== Task item ==
From the listing below, pull out every line where the string "increase" appears.
• • • • • • •
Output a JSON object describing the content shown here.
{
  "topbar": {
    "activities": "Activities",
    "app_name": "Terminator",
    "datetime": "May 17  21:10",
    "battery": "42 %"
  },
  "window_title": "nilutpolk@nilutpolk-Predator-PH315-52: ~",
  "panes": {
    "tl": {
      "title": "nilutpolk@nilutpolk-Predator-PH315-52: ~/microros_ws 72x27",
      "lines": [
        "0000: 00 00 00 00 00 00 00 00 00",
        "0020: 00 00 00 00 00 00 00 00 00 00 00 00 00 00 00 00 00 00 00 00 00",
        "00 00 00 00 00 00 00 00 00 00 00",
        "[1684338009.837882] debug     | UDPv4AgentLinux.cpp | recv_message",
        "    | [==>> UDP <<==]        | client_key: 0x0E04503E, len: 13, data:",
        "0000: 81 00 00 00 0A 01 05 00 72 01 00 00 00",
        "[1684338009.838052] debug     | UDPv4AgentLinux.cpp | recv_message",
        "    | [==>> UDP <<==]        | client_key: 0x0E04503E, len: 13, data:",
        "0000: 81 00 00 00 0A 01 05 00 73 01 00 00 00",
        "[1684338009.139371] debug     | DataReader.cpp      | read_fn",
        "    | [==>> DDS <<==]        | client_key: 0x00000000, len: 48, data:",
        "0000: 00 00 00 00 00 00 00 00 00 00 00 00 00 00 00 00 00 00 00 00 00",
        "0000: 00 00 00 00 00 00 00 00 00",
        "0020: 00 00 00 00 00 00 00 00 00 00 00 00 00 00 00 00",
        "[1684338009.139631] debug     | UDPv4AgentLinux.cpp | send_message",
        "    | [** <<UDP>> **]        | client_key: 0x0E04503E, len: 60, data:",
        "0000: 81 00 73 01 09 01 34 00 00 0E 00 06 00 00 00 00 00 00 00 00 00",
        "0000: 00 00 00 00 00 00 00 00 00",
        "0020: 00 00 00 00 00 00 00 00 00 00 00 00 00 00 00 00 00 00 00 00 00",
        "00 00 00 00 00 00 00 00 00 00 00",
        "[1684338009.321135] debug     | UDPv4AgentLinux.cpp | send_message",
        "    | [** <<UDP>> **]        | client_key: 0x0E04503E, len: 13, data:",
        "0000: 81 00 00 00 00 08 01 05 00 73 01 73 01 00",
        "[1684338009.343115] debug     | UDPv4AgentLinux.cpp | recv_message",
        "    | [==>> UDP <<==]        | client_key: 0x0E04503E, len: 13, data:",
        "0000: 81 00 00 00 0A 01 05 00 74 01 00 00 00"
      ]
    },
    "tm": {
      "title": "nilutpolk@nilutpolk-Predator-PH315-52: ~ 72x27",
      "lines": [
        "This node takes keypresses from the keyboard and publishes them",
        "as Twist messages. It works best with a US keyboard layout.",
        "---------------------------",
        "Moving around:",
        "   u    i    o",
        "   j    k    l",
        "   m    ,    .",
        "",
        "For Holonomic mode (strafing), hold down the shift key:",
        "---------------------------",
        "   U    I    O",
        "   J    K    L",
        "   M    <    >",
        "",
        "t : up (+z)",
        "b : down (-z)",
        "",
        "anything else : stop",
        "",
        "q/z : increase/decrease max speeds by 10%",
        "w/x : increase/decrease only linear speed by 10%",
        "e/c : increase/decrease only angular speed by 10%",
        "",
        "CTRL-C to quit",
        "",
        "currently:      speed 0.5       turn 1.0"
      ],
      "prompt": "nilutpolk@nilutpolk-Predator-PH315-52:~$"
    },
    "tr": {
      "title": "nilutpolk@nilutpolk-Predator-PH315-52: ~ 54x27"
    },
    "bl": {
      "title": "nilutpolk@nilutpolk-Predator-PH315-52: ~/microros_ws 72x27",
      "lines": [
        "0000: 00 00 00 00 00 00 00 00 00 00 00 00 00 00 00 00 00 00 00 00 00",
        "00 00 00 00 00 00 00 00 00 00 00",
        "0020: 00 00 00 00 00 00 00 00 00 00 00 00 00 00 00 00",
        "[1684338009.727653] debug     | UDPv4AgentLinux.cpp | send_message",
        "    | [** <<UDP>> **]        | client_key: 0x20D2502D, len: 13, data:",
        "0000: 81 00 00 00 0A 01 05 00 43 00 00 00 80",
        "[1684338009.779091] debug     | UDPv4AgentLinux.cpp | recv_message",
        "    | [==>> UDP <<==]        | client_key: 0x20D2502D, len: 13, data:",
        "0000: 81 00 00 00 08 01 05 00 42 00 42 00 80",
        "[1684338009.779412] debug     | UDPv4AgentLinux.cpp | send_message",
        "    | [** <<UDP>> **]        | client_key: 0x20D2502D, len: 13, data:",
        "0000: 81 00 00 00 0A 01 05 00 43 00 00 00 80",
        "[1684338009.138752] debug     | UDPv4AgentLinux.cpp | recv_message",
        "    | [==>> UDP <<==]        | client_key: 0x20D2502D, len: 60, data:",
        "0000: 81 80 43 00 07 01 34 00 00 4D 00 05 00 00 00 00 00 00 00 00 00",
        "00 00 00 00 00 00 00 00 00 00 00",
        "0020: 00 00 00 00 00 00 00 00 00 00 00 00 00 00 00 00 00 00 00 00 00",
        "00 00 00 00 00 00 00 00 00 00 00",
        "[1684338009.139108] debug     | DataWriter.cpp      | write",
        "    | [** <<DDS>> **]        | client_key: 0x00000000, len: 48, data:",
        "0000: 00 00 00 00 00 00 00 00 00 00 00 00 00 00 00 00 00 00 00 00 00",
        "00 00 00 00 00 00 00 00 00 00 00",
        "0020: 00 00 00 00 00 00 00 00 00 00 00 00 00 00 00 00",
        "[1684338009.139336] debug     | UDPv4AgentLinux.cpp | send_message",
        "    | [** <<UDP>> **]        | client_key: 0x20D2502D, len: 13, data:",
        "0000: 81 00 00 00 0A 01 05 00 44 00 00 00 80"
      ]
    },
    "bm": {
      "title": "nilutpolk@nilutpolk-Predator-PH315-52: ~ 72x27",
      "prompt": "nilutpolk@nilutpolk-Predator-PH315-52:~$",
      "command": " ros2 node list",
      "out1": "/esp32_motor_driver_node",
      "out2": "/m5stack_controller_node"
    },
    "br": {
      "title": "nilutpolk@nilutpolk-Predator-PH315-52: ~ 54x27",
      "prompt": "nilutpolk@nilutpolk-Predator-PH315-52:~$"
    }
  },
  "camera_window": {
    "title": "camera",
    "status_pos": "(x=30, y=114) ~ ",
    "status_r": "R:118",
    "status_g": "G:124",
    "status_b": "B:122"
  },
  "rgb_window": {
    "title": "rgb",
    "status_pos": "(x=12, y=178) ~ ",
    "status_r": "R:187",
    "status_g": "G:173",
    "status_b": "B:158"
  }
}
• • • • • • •
== Exercise result ==
        "q/z : increase/decrease max speeds by 10%",
        "w/x : increase/decrease only linear speed by 10%",
        "e/c : increase/decrease only angular speed by 10%",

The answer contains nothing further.